“Amplify is higher-level constructs built on top of the SDK to make AWS and the cloud super easy for you. We build things in a categorical way, and then we drop services under those categories, under the hood, and just expose easy interfaces.”
Amplify in Action
AWS began as the Simple Storage Service, otherwise known as S3. But today, AWS offers a rich variety of storage options. In the podcast, Stone shared how Amplify saves developers from having to worry about which specific AWS storage product to choose and, once it has made its recommendation, the service then configures the data store automatically.
“You don’t have to know that it’s creating an S3 bucket or that it’s creating a dynamo table or whatever storage you’ve decided to create. It will ask you a bunch of questions on what kind of storage you need and then appropriately create the correct resource for you in AWS. Once that resource has been created, you can use the framework libraries to take advantage of that resource.”
With Amplify, a developer can quickly leverage categories that wrap up multiple AWS services in one click. For example, the Prediction feature wraps up a number of AWS AI/ML capabilities into one easy-to-use interface. As Stone explained:
“You don’t have to even understand when you’re using it or the name of the service you’re using. You just have to know, ‘Oh, I want to do machine learning, and specifically what I want to do is speech-to-text.’ That’s it. That’s the only understanding you need when you’re using Amplify.”
From In-Person to an App in a Week
Amplify helps developers navigate the AWS services without having to figure out how to manage and deploy the resources that will be required to deliver a solution. This speed to market is useful not only for quickly testing new ideas, but also for reacting to massive disruptions — such as a global pandemic that forces businesses to pivot from in-person workouts to an app.
That’s what happened for the fitness studio chain Orangetheory. In mid-March of 2020, the company was forced to close the doors of its fitness studios across the country. Orangetheory still wanted to stay connected to its customers and continue to offer exercise classes; however, the company had no app ready that it could use to pivot to online instruction. Working with Amplify, Orangetheory’s developers were able to release an app called Orangetheory At Home in just eight days that allowed the company to provide on-demand workouts clients could do at home.
“Think about the number of days that they built that in. Crazy fast turnaround time. They were very, very happy with the results. Their sales obviously went up after they did this. They were very, very ecstatic to be able to create something so quickly with Amplify and be back up and running video workouts on an app.”

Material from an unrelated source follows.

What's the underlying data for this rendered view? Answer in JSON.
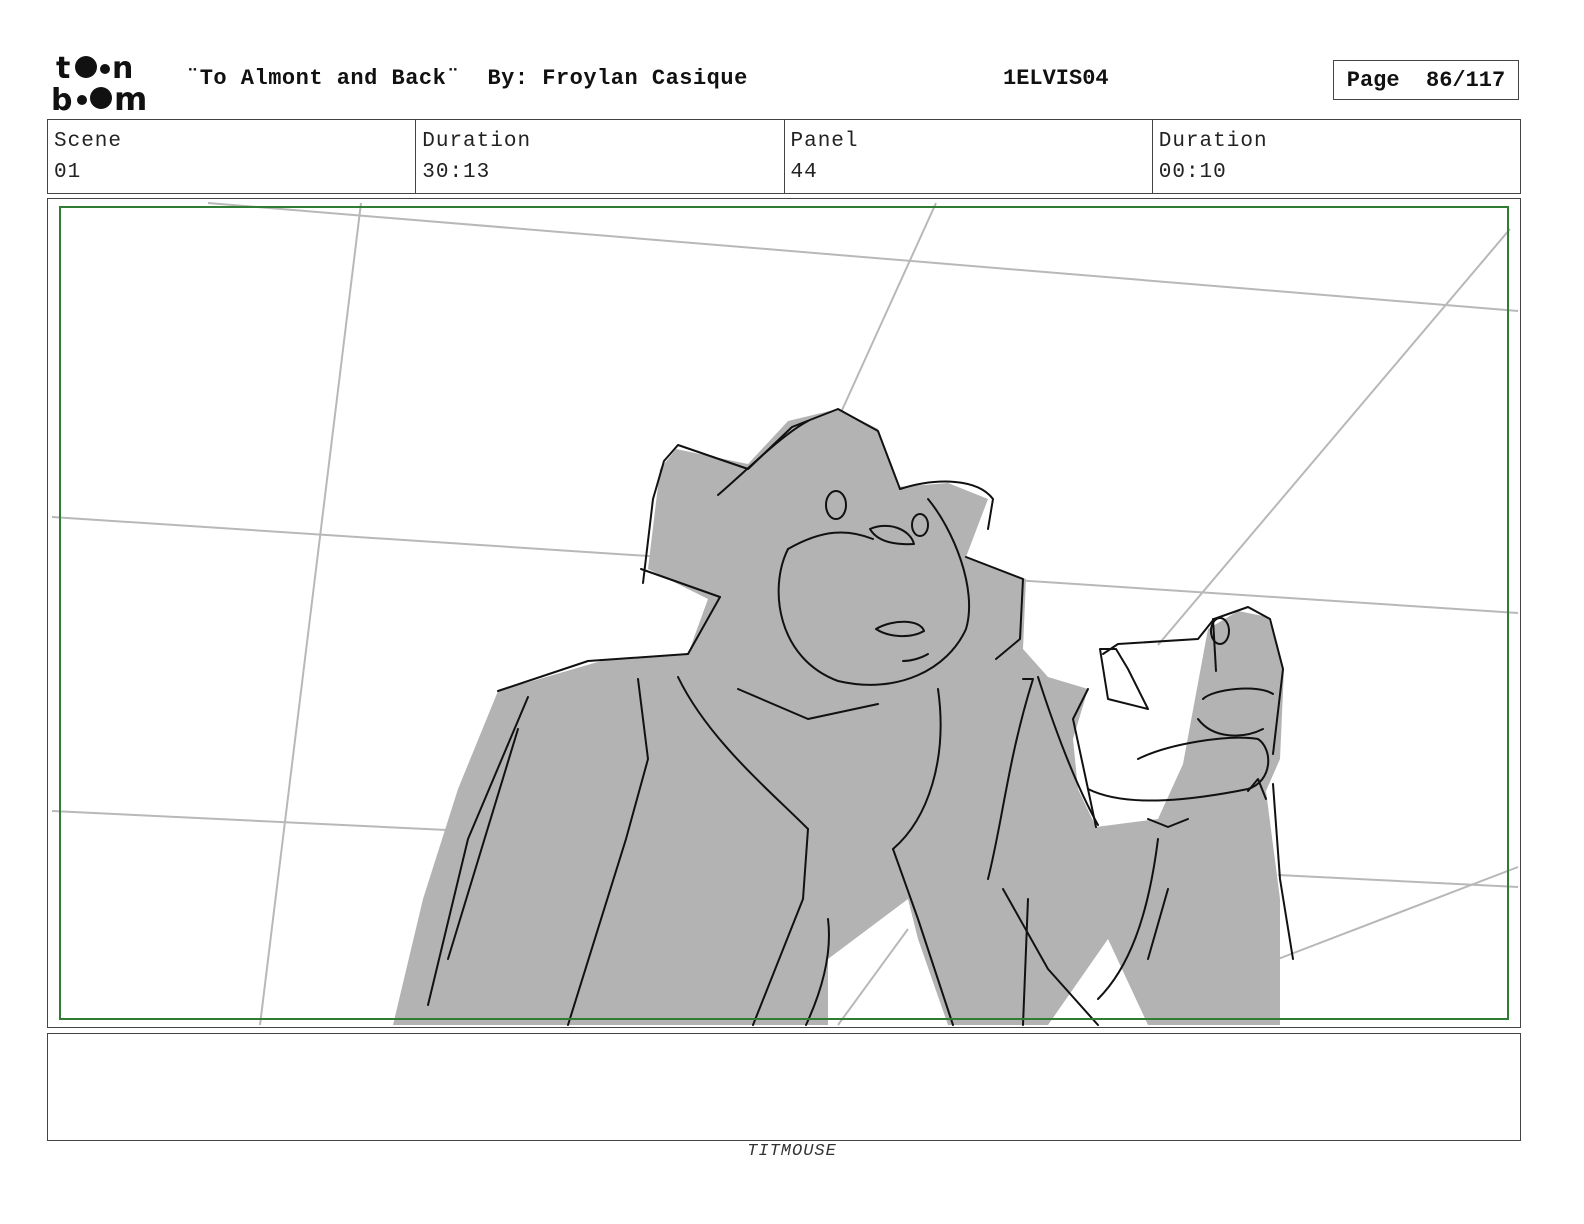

Powered by Pizza
In addition to sharing details about Amplify, Stone also shared a behind-the-scenes look at how AWS as a business structures its teams to maximize innovation. Teams like Amplify are intentionally set up to be small, nimble, and siloed so they can act as a startup within the larger organization.
“They’re called ‘two-pizza teams’ because the team can only be as big as what two pizzas would feed. The reason we’re able to innovate so quickly is that we’re not limited by the typical big corporation bureaucracy because we work in little tiny startups. I have an idea, you have an idea, let’s go do it. It doesn’t need to go through seven layers of approval.”
Of course, that speed can have its downside. When teams are working quickly without coordination, work can inadvertently be duplicated, much in the same way as two startups working independently might create similar products in reaction to a market opportunity.
“Sometimes two teams will put out products that do the same thing. They do the same idea at the same time, we didn’t talk to each other. So there’s positives and negatives to being able to innovate so quickly. Personally, I really enjoy being able to come to an idea and see it come to fruition fairly quickly, and put it out to the customer to see. Our customer feedback determines our roadmap, essentially.”
Check out this week’s Decoded podcast to learn much more about how Nicki Stone started her non-traditional path to software development, how she joined the Amplify team, more insights into Amplify use cases, and a look from the inside at what it's like to work at AWS. Listen now, and subscribe to future episodes today.